Spring break group held up by protests

Abbey Swank

A protest in Honduras delayed a Kent State geography study group during spring break. Photo courtesy of Andrew Smeltzer

Credit: DKS Editors

A hot, sunny day during spring break in Honduras turned to confusion and chaos for a group from the Kent area, including two Kent State students and a professor.

The group was on a trip organized through the Kent State geography department. They had finished visiting Mayan ruins in Copan and were on their way to Tela, Honduras.

“It was about 2 p.m. on Tuesday, March 27, and we were traveling down the main highway in Honduras when we came upon a group of about 50 people,” junior hospitality major Chessie Henry said. “We thought it was a car accident. But when we got closer, we saw the people had sticks, rocks and knives.”

Andrew Smeltzer, junior management and information systems major, said the driver tried to turn their bus around, but the people began beating on the bus and wouldn’t let them leave.

“We saw Honduran citizens get their car windows smashed,” he said. “We were afraid that was going to happen to us.”

Smeltzer said the protesters where trying to force the government to live up to its political promises. They were stopping everyone on the highway.

A local family allowed the group to stay in the safety of their home, Henry said.

“We stayed at the house, waiting for the police to break up the protest,” she said. “But they didn’t come that afternoon. The family was kind to us. They fed us and allowed us to stay the night.”

Smeltzer said the next day, they were able to buy their way out and a charter bus was waiting to pick them up at the front of the protest, four miles away.

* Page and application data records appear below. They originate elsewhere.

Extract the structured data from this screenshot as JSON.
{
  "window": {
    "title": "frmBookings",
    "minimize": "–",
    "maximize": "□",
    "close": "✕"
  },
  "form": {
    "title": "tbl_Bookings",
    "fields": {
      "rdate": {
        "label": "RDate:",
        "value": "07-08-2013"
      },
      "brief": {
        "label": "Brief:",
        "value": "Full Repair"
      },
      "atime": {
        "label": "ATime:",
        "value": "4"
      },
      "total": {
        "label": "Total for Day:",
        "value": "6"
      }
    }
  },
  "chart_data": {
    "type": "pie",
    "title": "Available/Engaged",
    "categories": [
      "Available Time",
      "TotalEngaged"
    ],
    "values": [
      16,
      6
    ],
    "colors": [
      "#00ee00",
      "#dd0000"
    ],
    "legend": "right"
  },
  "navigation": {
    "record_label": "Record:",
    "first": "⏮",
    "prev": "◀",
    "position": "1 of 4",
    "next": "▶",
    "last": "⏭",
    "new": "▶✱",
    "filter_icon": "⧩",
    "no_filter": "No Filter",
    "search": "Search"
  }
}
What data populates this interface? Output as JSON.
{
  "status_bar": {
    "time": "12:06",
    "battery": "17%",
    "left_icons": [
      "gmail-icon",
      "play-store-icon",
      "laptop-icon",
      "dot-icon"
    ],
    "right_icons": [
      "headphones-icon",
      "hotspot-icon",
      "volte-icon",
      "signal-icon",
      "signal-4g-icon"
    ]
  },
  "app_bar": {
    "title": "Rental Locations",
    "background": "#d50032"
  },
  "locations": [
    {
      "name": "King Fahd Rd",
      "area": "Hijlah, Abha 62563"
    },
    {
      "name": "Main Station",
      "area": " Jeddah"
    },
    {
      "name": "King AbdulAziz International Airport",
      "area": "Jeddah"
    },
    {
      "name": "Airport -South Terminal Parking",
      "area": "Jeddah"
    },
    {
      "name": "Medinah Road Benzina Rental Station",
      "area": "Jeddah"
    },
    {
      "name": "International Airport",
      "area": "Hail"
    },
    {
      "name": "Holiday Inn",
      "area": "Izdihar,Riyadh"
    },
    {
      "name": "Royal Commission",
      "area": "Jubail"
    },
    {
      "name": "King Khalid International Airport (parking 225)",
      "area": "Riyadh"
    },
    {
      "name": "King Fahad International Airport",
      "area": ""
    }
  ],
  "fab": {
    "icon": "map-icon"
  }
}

“We began our walk to the front,” he said. “The protesters were yelling and calling us names. The police had come during the night, so there weren’t as many people as before, but it still made us nervous.”

The group was taken to a nearby city where they waited for the rest of their luggage. No one was harmed in any way.

“This is the first time anything like this has happened while a group was in another country,” geography chair Jay Lee said. “We do not take students to places of political turmoil. Unfortunately, our group ran into it this time, but our interest is most certainly the students’ well being.”

Frank Erickson, geography professor and instructor on the trip, said strikes and political protests are numerous in some parts of Latin America, but the region they were in is not known for that type of action.

“We weren’t specifically detained because of who we were,” Erickson said. “We ended up caught in that situation with everyone else on the road and as long as you did what the protesters said, they were not a hostile group. And the care given to us by the local family shows the true hospitality of the people in Latin America.

“I hope this does not deter anyone from going on future trips somewhere. They are a great way to learn. The rest of our trip was wonderful and everyone enjoyed it.”

Contact College of Arts and Sciences reporter Abbey Swank at [email protected].